  • 2002: KCSARC initiated its Interfaith Symposium in collaboration with faith community members and the Department of Corrections. Continuing today, the Interfaith Symposium strives to support the efforts of faith communities to address sexual abuse and ensure safety for their congregations, especially for young people.

  • 2001: KCSARC organized the King County Sexual Offender Management (SOM) Team and still coordinates its monthly meetings. This multidisciplinary team focuses on educating citizens and developing strategies to address the practical realities, issues and concerns about sex offenders living in the community.

  • 1999: When Seattle Rape Relief dissolved, KCSARC took over its resource lines and began providing Legal Advocacy and other services to Seattle residents.

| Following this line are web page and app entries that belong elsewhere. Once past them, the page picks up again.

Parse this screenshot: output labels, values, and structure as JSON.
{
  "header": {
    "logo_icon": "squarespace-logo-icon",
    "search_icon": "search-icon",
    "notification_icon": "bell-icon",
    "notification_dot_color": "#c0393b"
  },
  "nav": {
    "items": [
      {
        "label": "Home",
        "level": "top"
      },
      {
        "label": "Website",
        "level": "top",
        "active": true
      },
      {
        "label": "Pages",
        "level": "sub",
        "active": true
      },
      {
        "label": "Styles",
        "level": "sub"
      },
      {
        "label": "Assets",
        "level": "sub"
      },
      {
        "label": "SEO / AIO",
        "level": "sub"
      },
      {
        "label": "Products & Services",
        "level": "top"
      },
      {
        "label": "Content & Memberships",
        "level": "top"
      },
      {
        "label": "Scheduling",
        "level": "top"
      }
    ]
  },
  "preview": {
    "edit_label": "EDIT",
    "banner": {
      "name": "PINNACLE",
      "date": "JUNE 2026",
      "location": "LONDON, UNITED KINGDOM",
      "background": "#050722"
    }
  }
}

  • 1995: KCSARC played a leadership role in making Washington the first state in the country to develop standards for the provision of sexual assault legal advocacy and for training to its providers. Since then, KCSARC’s legal advocacy program has served as a model for similar programs throughout the United States.

  • 1992: KCSARC’s Education Department developed its Professional Development Workshop Series. Today, KCSARC offers technical assistance and consultation to service providers in recognizing and responding to sexual assault.

  • 1989: KCSARC expanded its services to include children and youth impacted by sexual violence. Today, young people comprise over 50% of victims served.

  • 1985: KCSARC responded to the large number of refugees arriving in the U.S. by adapting and translating its educational materials into multiple languages.

  • 1984: The 5-part PBS series, “Child Sexual Assault—What your Child Should Know,” featured KCSARC and was watched by over 6 million people. This series greatly increased awareness of child sexual abuse and demand for KCSARC’s He Told Me Not to Tell publication.

  • 1979: Our staff authored He Told Me Not To Tell, the first ever published book about child sexual abuse. This book has since been printed in 10 languages in 8 countries. At last count, over a million copies have been distributed.

  • 1976: The agency first opened as King County Rape Relief in order to respond to adult victims of sexual assault.